International Women’s Day dates back to the early 20th century, with the first recorded event occurring in 1911 across Austria, Denmark, Germany, and Switzerland. Participants demanded women have equal rights to vote, hold public office, and be free of sexual discrimination in employment. The power of this movement was realized early in its history as International Women’s Day demonstrations in Russia marked the beginning of the Russian Revolution which led to the abdication of Tsar Nicholas II. Although its origins led to it being associated with being celebrated primarily by communist countries early on, its adoption by the United Nations in 1977 led to its global observance with a number of countries recognizing it as an official holiday. Equal rights and opportunity remain core to the movement to this day.
It remains a significant rally point and reminder of the need for gender parity, which supporters claim we likely won’t see in our lifetime. In fact, there is fear that the pandemic has resulted in a setback in the drive for equality, with more than four times as many women dropping out of the workforce than men to perform unpaid work at home. This regression to traditional gender roles may seem innocuous given that someone in the family had to address those needs, the alarm is that it shows the fragility of the progress made thus far in gender equality and how much work there is ahead.
Gender equality is key to sustainable development and growth
Each year, the United Nations adopts a theme for International Women’s Day. This year, the theme is “Gender equality today for a sustainable tomorrow”, which is meant to recognize the women and girls who provide leadership on climate change mitigation and response and are working to build a more sustainable future for all. Additionally, it brings attention to the fact that, particularly those in developing countries,
- Women and Girls are most vulnerable to the effects of climate change.
- Women and girls represent the majority of both the world’s impoverished population (70% of the 1.3 billion people).
- Women also make up a large proportion of the workforce involved in food production but land ownership is rare.
- Given the dependence of agriculture and poor rural communities on natural resources women are the group most displaced by the effects of climate change (80% of displaced persons are women and girls).
- Furthermore, due to social and cultural norms, women generally have limited control and/or decision-making authority as to the goods, services, and benefits that impact climate change.
As a result, the most vulnerable group has not had the power to confront climate change. Women’s needs must be considered in planning and funding mitigation efforts against climate change. They need to be part of the decision-making process and have a say in combating the threats facing them – not just because they are affected, but also because the results are better.

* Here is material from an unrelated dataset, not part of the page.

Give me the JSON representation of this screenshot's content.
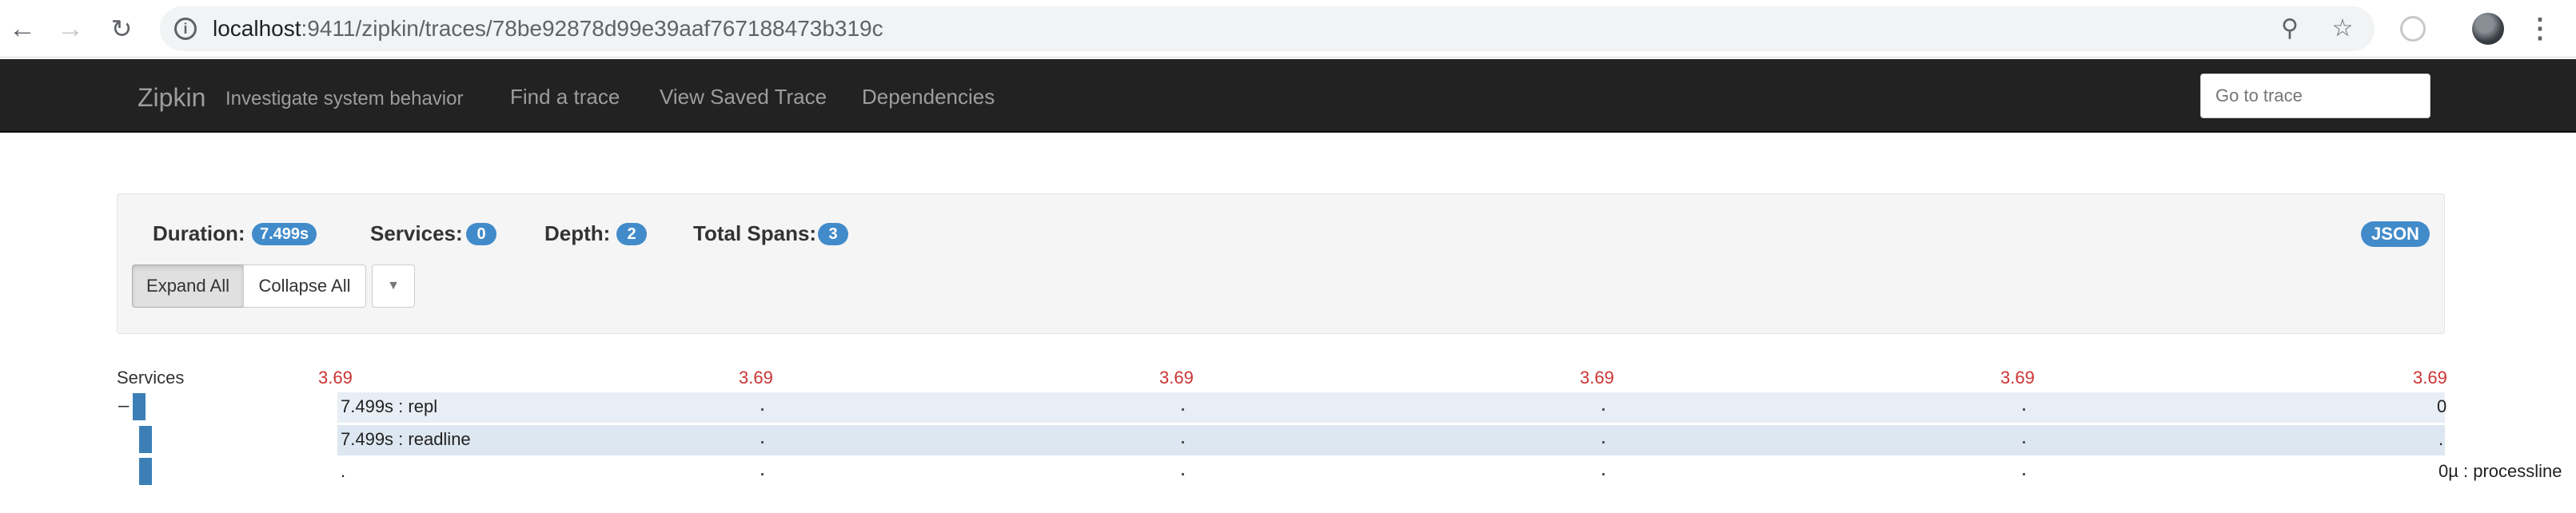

Existing research has identified six core competencies which are needed for global action and change around sustainable development: long-term thinking, innovation, collaboration, transparency, environmental management, and social inclusiveness. These competencies are most prevalent in gender-balanced leadership teams, which doesn’t mean that only women have these competencies, but that these competencies come to the surface prominently in gender-balanced leadership teams.
In a separate, but related statement on the power of gender equality, the McKinsey Global Institute published a global study in 2015 which stated optimal economic growth is tied to gender parity. Moreover, it pointed to developing regions with greater inequality, like sub-saharan Africa, as those poised for the greatest growth if gender parity is achieved. All measures point to the increased value obtained when women are included and equal participants in high-level planning and decision-making.
This years’ International Women’s Day theme identifies the need to continue to examine the opportunities and barriers to equal participation in decision-making related to climate action and sustainability. Asante Africa is working to address this by creating opportunity and overcoming barriers to empower girls to become change agents and future leaders in their communities. Our programs have been proven to have far reaching impacts – not just to those youth directly helped, but also to those touched by Asante Africa alumni. While on this quest to empower young change agents in a vulnerable region of rural east Africa, Asante Africa’s girls program has been recognized by the United Nations Girls Education Initiative as a best practice. We will continue to fight for gender equality. Learn about our work, share our stories, and if you feel the calling – help us through your time or donations.
WRITTEN BY: Josh Donnelly